* **Task prompt**
Count up the lines below in which the string "Popup" appears. The reply should be that number alone.

* **Information shown**
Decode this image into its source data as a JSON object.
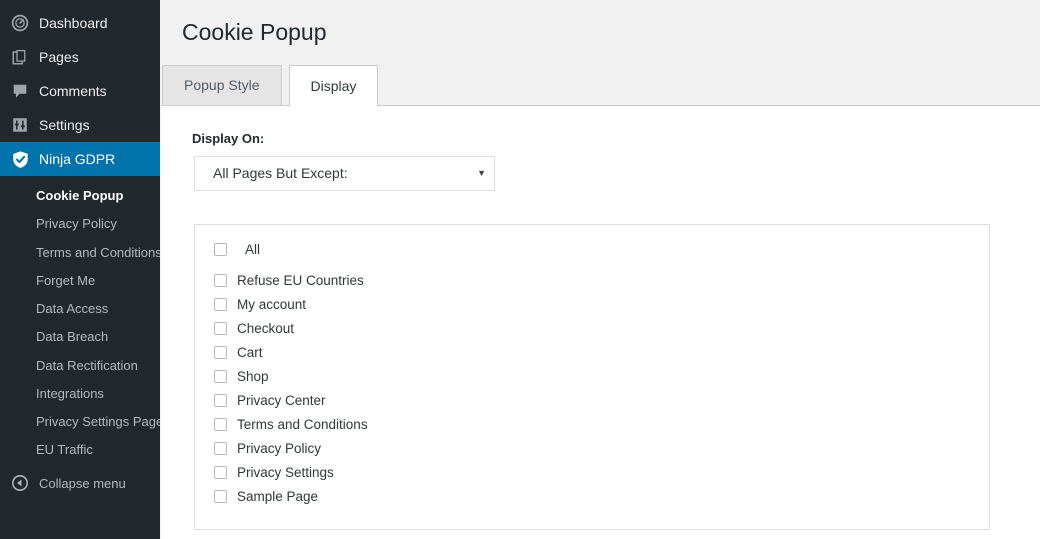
{
  "colors": {
    "sidebar_bg": "#23282d",
    "accent_blue": "#0073aa",
    "content_bg": "#f1f1f1",
    "panel_bg": "#ffffff",
    "border": "#cccccc"
  },
  "sidebar": {
    "top_items": [
      {
        "label": "Dashboard",
        "icon": "dashboard-icon",
        "current": false
      },
      {
        "label": "Pages",
        "icon": "pages-icon",
        "current": false
      },
      {
        "label": "Comments",
        "icon": "comments-icon",
        "current": false
      },
      {
        "label": "Settings",
        "icon": "settings-icon",
        "current": false
      },
      {
        "label": "Ninja GDPR",
        "icon": "shield-check-icon",
        "current": true
      }
    ],
    "submenu": [
      {
        "label": "Cookie Popup",
        "current": true
      },
      {
        "label": "Privacy Policy",
        "current": false
      },
      {
        "label": "Terms and Conditions",
        "current": false
      },
      {
        "label": "Forget Me",
        "current": false
      },
      {
        "label": "Data Access",
        "current": false
      },
      {
        "label": "Data Breach",
        "current": false
      },
      {
        "label": "Data Rectification",
        "current": false
      },
      {
        "label": "Integrations",
        "current": false
      },
      {
        "label": "Privacy Settings Page",
        "current": false
      },
      {
        "label": "EU Traffic",
        "current": false
      }
    ],
    "collapse": {
      "label": "Collapse menu",
      "icon": "collapse-left-arrow-icon"
    }
  },
  "main": {
    "page_title": "Cookie Popup",
    "tabs": [
      {
        "label": "Popup Style",
        "active": false
      },
      {
        "label": "Display",
        "active": true
      }
    ],
    "display_on": {
      "label": "Display On:",
      "selected": "All Pages But Except:",
      "arrow": "▼"
    },
    "page_list": [
      {
        "label": "All",
        "checked": false,
        "is_all": true
      },
      {
        "label": "Refuse EU Countries",
        "checked": false,
        "is_all": false
      },
      {
        "label": "My account",
        "checked": false,
        "is_all": false
      },
      {
        "label": "Checkout",
        "checked": false,
        "is_all": false
      },
      {
        "label": "Cart",
        "checked": false,
        "is_all": false
      },
      {
        "label": "Shop",
        "checked": false,
        "is_all": false
      },
      {
        "label": "Privacy Center",
        "checked": false,
        "is_all": false
      },
      {
        "label": "Terms and Conditions",
        "checked": false,
        "is_all": false
      },
      {
        "label": "Privacy Policy",
        "checked": false,
        "is_all": false
      },
      {
        "label": "Privacy Settings",
        "checked": false,
        "is_all": false
      },
      {
        "label": "Sample Page",
        "checked": false,
        "is_all": false
      }
    ]
  }
}
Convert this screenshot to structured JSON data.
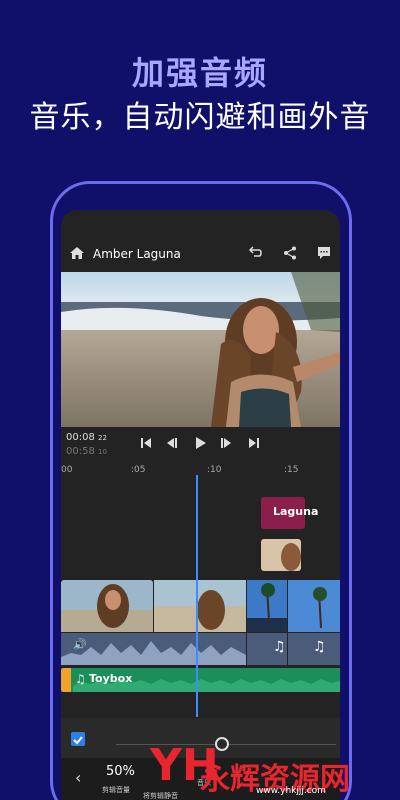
{
  "header": {
    "title": "加强音频",
    "subtitle": "音乐，自动闪避和画外音"
  },
  "app": {
    "project_title": "Amber Laguna",
    "current_time": "00:08",
    "current_frame": "22",
    "total_time": "00:58",
    "total_frame": "10"
  },
  "ruler": {
    "ticks": [
      "00",
      ":05",
      ":10",
      ":15"
    ]
  },
  "timeline": {
    "title_clip_label": "Laguna",
    "music_track_label": "Toybox"
  },
  "panel": {
    "volume_value": "50%",
    "volume_label": "剪辑音量",
    "mute_label": "将剪辑静音",
    "extra_label": "音乐"
  },
  "watermark": {
    "logo": "YH",
    "text": "永辉资源网",
    "url": "www.yhkjjj.com"
  },
  "colors": {
    "background": "#10106a",
    "accent": "#a9a7ff",
    "playhead": "#3d8bff",
    "music_track": "#1a8f5a",
    "title_clip": "#8b1e4a"
  }
}
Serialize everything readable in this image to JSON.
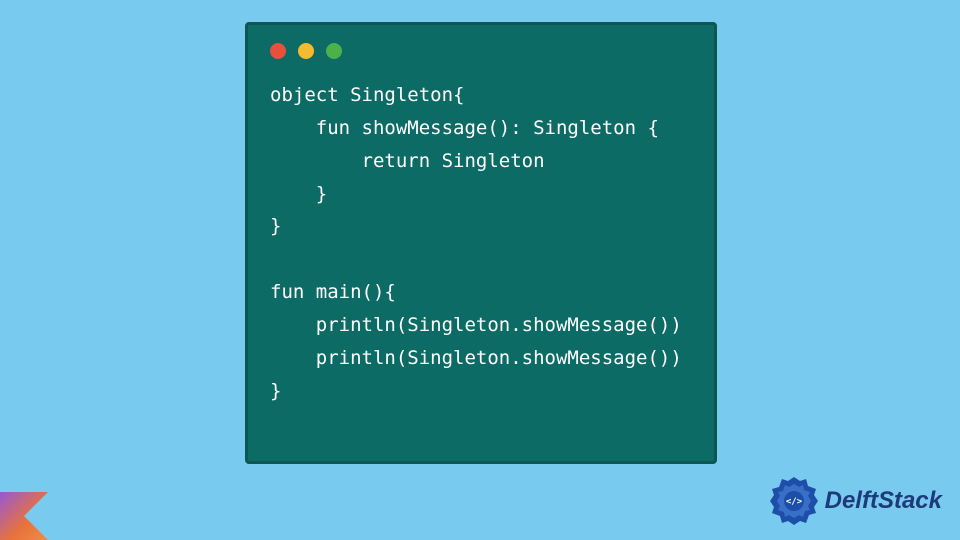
{
  "code": {
    "lines": [
      "object Singleton{",
      "    fun showMessage(): Singleton {",
      "        return Singleton",
      "    }",
      "}",
      "",
      "fun main(){",
      "    println(Singleton.showMessage())",
      "    println(Singleton.showMessage())",
      "}"
    ]
  },
  "brand": {
    "name": "DelftStack"
  },
  "window": {
    "dots": [
      "red",
      "yellow",
      "green"
    ]
  }
}
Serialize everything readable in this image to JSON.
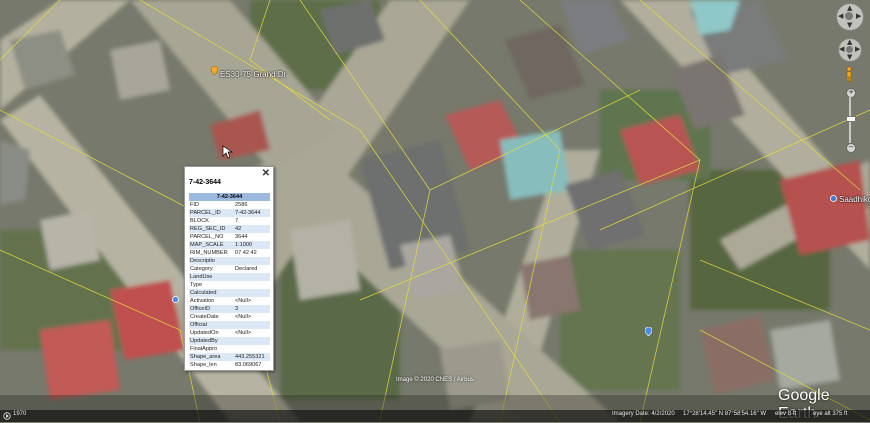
{
  "map": {
    "place_labels": [
      "ES30-75 Grand Dr",
      "Saadhikoe Stree"
    ],
    "imagery_credit": "Image © 2020 CNES / Airbus",
    "logo": "Google Earth",
    "icons": [
      "place-pin-icon",
      "location-pin-icon",
      "hand-cursor-icon"
    ]
  },
  "controls": {
    "icons": [
      "look-around-icon",
      "move-icon",
      "pegman-icon",
      "zoom-in-icon",
      "zoom-out-icon"
    ],
    "zoom_in": "+",
    "zoom_out": "−"
  },
  "balloon": {
    "title": "7-42-3644",
    "close": "✕",
    "table_header": "7-42-3644",
    "rows": [
      {
        "key": "FID",
        "value": "2586"
      },
      {
        "key": "PARCEL_ID",
        "value": "7-42-3644"
      },
      {
        "key": "BLOCK",
        "value": "7"
      },
      {
        "key": "REG_SEC_ID",
        "value": "42"
      },
      {
        "key": "PARCEL_NO",
        "value": "3644"
      },
      {
        "key": "MAP_SCALE",
        "value": "1:1000"
      },
      {
        "key": "RIM_NUMBER",
        "value": "07 42 42"
      },
      {
        "key": "Descriptio",
        "value": ""
      },
      {
        "key": "Category",
        "value": "Declared"
      },
      {
        "key": "LandUse",
        "value": ""
      },
      {
        "key": "Type",
        "value": ""
      },
      {
        "key": "Calculated",
        "value": ""
      },
      {
        "key": "Activation",
        "value": "<Null>"
      },
      {
        "key": "OfficeID",
        "value": "3"
      },
      {
        "key": "CreateDate",
        "value": "<Null>"
      },
      {
        "key": "Official",
        "value": ""
      },
      {
        "key": "UpdatedOn",
        "value": "<Null>"
      },
      {
        "key": "UpdatedBy",
        "value": ""
      },
      {
        "key": "FinalAppro",
        "value": ""
      },
      {
        "key": "Shape_area",
        "value": "443.255321"
      },
      {
        "key": "Shape_len",
        "value": "83.069067"
      }
    ]
  },
  "status_bar": {
    "tour_icon": "tour-icon",
    "left_text": "1970",
    "imagery_date": "Imagery Date: 4/2/2020",
    "coordinates": "17°28'14.45\" N  87°58'54.16\" W",
    "elevation": "elev   8 ft",
    "eye_alt": "eye alt   375 ft"
  },
  "colors": {
    "ground": "#7d7f6f",
    "roof_red": "#b8504f",
    "roof_gray": "#6e6f6d",
    "parcel_line": "#e4de3a",
    "table_header": "#9cb9e0",
    "table_alt_row": "#dde8f6"
  }
}
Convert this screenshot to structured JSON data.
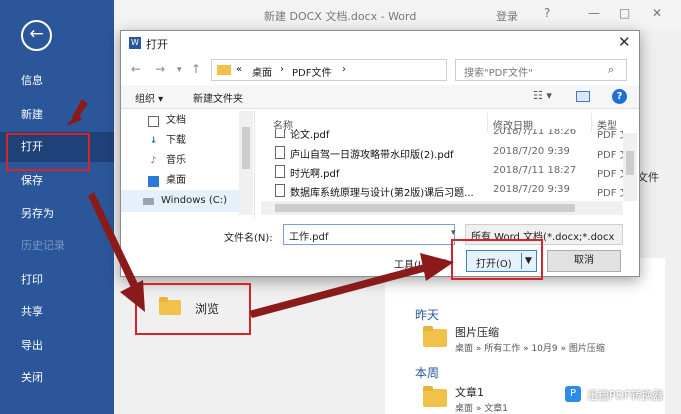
{
  "window": {
    "title": "新建 DOCX 文档.docx - Word",
    "login": "登录",
    "help": "?",
    "controls": [
      "—",
      "□",
      "✕"
    ]
  },
  "sidebar": {
    "back": "←",
    "items": [
      {
        "label": "信息"
      },
      {
        "label": "新建"
      },
      {
        "label": "打开"
      },
      {
        "label": "保存"
      },
      {
        "label": "另存为"
      },
      {
        "label": "历史记录"
      },
      {
        "label": "打印"
      },
      {
        "label": "共享"
      },
      {
        "label": "导出"
      },
      {
        "label": "关闭"
      }
    ]
  },
  "backstage": {
    "browse_label": "浏览",
    "overflow_text": "文件",
    "recent": [
      {
        "group": "昨天",
        "name": "图片压缩",
        "path": "桌面 » 所有工作 » 10月9 » 图片压缩"
      },
      {
        "group": "本周",
        "name": "文章1",
        "path": "桌面 » 文章1"
      }
    ]
  },
  "dialog": {
    "title": "打开",
    "close": "✕",
    "address": {
      "prefix": "«",
      "crumbs": [
        "桌面",
        "PDF文件"
      ],
      "sep": "›"
    },
    "search_placeholder": "搜索\"PDF文件\"",
    "toolbar": {
      "organize": "组织 ▾",
      "new_folder": "新建文件夹",
      "help": "?"
    },
    "nav_pane": [
      {
        "label": "文档",
        "icon": "document-icon"
      },
      {
        "label": "下载",
        "icon": "download-icon"
      },
      {
        "label": "音乐",
        "icon": "music-icon"
      },
      {
        "label": "桌面",
        "icon": "desktop-icon"
      },
      {
        "label": "Windows (C:)",
        "icon": "drive-icon"
      }
    ],
    "columns": {
      "name": "名称",
      "modified": "修改日期",
      "type": "类型"
    },
    "files": [
      {
        "name": "论文.pdf",
        "modified": "2018/7/11 18:26",
        "type": "PDF 文"
      },
      {
        "name": "庐山自驾一日游攻略带水印版(2).pdf",
        "modified": "2018/7/20 9:39",
        "type": "PDF 文"
      },
      {
        "name": "时光啊.pdf",
        "modified": "2018/7/11 18:27",
        "type": "PDF 文"
      },
      {
        "name": "数据库系统原理与设计(第2版)课后习题...",
        "modified": "2018/7/20 9:39",
        "type": "PDF 文"
      }
    ],
    "filename_label": "文件名(N):",
    "filename_value": "工作.pdf",
    "filetype_value": "所有 Word 文档(*.docx;*.docx",
    "tools_label": "工具(L)",
    "open_label": "打开(O)",
    "cancel_label": "取消"
  },
  "watermark": {
    "text": "迅捷PDF转换器"
  },
  "colors": {
    "sidebar": "#2b579a",
    "annotation": "#d2262b",
    "accent": "#3c7fd8"
  }
}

* **Response to the task**
3